With all due deference to Charles Krauthammer, however, let’s not award Mr. Obama the comeback-kid medallion before he’s earned it — as the Norwegian Nobel Committee did when it awarded him the Nobel Peace Prize. And let’s not write off Obama’s principal competition for it either.
One could argue these days that the comeback-kid label more aptly fits Sarah Palin. Considering how the media wrote her off after the 2008 election, she’s certainly made a surprise comeback. She’s now a regular on Fox News, she has her own television series on TLC, and she was a major influence in the 2010 congressional elections. Some see her as the person most responsible for conservatism’s resurgence. As Senator Jim DeMint (D-SC) recently stated: “. . . I believe she’s done more for the Republican Party than anyone since Ronald Reagan.”
But don’t hold your breath waiting for anyone in the mainstream media, or Charles Krauthammer, to label Palin the Comeback Kid unless and until she wins the Republican nomination for president in 2012 and goes on to defeat Obama in the general election. That truly would surprise them; and it wouldn’t be unprecedented.

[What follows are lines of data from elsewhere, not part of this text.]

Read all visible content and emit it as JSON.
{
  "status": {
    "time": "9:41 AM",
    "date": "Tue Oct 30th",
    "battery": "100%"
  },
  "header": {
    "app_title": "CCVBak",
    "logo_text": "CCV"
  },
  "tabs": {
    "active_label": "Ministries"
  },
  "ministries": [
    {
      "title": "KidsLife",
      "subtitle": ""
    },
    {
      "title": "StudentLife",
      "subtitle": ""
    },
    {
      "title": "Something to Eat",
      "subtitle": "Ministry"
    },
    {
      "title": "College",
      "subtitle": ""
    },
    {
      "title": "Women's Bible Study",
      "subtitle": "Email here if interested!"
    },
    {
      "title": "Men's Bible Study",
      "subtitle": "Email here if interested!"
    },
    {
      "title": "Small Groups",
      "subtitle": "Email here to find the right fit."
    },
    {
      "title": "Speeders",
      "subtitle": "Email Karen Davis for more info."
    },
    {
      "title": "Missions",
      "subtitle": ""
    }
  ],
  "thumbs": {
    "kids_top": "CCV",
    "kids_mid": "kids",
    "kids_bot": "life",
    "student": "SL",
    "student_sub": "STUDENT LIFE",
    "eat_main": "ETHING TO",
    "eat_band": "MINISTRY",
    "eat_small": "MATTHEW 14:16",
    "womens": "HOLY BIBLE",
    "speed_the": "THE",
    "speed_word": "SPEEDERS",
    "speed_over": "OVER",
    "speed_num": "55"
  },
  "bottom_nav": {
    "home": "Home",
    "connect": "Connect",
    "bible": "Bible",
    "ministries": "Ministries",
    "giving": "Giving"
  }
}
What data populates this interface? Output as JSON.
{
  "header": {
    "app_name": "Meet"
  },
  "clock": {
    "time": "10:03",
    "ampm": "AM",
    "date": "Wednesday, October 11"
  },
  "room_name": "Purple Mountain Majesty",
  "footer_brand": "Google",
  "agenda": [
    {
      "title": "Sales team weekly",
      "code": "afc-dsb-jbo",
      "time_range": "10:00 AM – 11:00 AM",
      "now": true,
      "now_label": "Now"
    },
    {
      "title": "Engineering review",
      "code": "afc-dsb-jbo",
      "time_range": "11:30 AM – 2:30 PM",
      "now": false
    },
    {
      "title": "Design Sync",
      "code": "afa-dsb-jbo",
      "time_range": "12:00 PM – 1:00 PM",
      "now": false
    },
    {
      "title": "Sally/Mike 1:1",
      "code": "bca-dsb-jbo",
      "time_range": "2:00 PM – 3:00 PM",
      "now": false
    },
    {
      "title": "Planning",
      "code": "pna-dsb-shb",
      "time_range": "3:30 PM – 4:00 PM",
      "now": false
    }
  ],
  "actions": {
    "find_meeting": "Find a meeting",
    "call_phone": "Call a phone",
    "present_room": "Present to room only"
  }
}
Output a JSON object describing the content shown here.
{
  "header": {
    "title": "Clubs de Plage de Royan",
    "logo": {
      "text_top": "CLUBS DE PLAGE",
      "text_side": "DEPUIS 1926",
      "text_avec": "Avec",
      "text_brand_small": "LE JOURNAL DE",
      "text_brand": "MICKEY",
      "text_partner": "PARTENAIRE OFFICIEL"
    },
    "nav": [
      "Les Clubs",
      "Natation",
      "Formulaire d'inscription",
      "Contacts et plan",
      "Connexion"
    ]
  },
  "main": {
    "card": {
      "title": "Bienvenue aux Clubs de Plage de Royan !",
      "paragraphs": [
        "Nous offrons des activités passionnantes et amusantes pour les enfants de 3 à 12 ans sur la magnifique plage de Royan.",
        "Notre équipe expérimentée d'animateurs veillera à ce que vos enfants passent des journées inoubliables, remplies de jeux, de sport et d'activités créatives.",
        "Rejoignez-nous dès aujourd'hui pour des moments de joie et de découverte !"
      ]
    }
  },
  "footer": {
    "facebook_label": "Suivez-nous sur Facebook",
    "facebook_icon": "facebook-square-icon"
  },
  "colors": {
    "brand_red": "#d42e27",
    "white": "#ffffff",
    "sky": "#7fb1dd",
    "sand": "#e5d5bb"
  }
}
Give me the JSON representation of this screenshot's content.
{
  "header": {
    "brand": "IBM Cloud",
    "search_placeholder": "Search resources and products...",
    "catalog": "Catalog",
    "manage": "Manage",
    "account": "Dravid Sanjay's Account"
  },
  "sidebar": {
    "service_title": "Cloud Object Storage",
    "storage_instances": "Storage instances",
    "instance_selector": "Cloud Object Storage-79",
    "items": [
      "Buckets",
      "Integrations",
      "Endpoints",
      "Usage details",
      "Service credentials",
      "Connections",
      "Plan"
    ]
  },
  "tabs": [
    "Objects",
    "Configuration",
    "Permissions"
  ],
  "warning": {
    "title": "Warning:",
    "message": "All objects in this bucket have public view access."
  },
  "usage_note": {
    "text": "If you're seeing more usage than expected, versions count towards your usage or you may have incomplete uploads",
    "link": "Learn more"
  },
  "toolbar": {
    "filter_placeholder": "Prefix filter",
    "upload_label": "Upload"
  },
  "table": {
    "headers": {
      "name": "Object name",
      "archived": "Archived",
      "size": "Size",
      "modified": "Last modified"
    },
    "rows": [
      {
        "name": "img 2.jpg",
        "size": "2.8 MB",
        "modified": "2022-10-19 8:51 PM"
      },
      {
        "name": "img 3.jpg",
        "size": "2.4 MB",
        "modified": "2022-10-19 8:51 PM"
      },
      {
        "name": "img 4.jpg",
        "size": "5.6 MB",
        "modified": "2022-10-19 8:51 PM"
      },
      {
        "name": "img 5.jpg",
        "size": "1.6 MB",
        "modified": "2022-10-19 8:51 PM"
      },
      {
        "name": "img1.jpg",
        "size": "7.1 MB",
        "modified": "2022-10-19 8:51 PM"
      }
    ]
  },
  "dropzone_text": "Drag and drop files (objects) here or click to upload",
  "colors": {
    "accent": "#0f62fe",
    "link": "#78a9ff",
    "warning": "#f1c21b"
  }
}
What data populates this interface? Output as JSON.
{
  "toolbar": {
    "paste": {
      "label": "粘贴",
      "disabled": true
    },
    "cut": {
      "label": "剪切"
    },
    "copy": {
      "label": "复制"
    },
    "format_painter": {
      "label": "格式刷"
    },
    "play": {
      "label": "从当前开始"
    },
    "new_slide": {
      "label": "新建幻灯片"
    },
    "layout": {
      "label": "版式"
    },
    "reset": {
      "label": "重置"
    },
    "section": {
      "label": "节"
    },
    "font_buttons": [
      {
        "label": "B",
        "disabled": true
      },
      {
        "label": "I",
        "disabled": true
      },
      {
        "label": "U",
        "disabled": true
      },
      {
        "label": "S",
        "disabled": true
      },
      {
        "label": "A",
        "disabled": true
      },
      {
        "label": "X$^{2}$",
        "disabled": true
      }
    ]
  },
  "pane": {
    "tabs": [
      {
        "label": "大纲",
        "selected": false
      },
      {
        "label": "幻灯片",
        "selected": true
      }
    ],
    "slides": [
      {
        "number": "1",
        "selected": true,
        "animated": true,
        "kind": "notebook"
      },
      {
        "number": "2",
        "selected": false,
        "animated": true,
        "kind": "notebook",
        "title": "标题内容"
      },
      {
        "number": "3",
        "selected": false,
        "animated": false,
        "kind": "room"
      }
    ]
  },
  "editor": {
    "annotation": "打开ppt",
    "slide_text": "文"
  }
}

As writer Mark Whittington points out, “Some have suggested that there is a historic parallel to a Palin candidacy. In late 1978, Ronald Reagan, himself a former governor and media star, was considered a has-been politician who had tried for the presidency in 1976 and had fallen short. Reagan was ridiculed, like Palin, for his alleged lack of intelligence and his alleged extremism. Yet, in 1980, Ronald Reagan beat President Jimmy Carter and became the 40th President of the United States.” Of course, Reagan (69 when he was elected in 1980) was neither a kid nor the darling of the liberal media; so it’s no surprise that they didn’t call him the Comeback Kid.
And there’s that forgotten Comeback Kid, Richard Nixon, who came back to win the White House after narrowly losing the 1960 presidential election and the1962 California gubernatorial election. In November 1962, ABC’s Howard K. Smith aired a documentary titled “The Political Obituary of Richard M. Nixon.” Two years out from the 1968 election, Nixon, not unlike Palin, had been written off by the media and the pundits as unelectable. Republican presidential candidates, of course, are loath to have anyone compare them to President Richard Nixon, but comparisons to Nixon the candidate in 1968 are useful in assessing Palin’s prospects.
A cacophony of voices on the right and the left tell us that Sarah Palin is unelectable. Democrats alternatively say she is unqualified for the presidency and she’s the person they most want to see win the Republican nomination because she would be the easiest for Obama to defeat. Republicans, as they begin to line up behind other candidates for their party’s 2012 nomination, increasingly seem to agree with them. And they may be right. If Palin throws her scarf in the ring for 2012, her star could burn out quickly. If, however, she surprises her critics, that’s what comeback kids are made of.
Ed Ross is the President and Chief Executive Officer of EWRoss International LLC, a company that provides global consulting services to clients in the international defense marketplace. He publishes commentary at EWRoss.com.